Each of the brain's three basic parts, the hindbrain, the midbrain and the forebrain, have specific roles to play in brain and body function. The forebrain is divided into the left brain and the right brain, and each side controls certain mental and physical functions.
The hindbrain attaches to the upper part of the spinal cord and contains the cerebellum. This part of the brain controls automatic functions, like heart rate and respiration. The cerebellum helps coordinate movement. When a baseball player throws a pitch, it is the cerebellum that improves accuracy. The midbrain sits in front of the cerebellum and controls reflex actions, eye control and voluntary functions.
The forebrain houses the cerebrum. It stretches from the forehead all the way back to the base of the skull and is the thought process center. The cerebrum holds memories, helps recognize people and allows a person to think and learn. This is where the brain's division into two halves comes into play. The left brain governs speech and rational thinking, while the right brain is responsible for abstract reasoning and artistic endeavors.

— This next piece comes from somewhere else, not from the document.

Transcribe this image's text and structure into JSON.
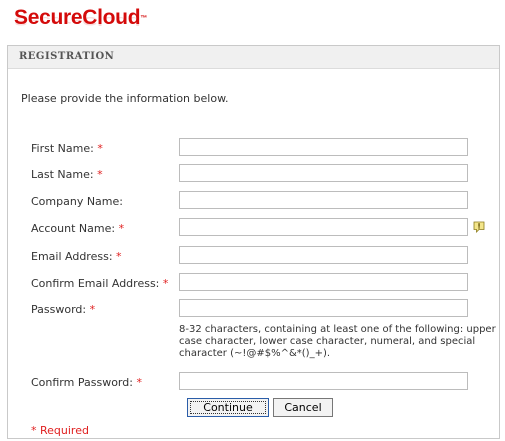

The information within the brain and from brain to body is transferred by neurons, or nerve cells. These special cells have dendrites, branch-like extensions that receive and transmit messages from other neurons. Without neurons, the brain would shut down. Stroke victims often suffer neuron damage, which is why they may have trouble speaking or walking.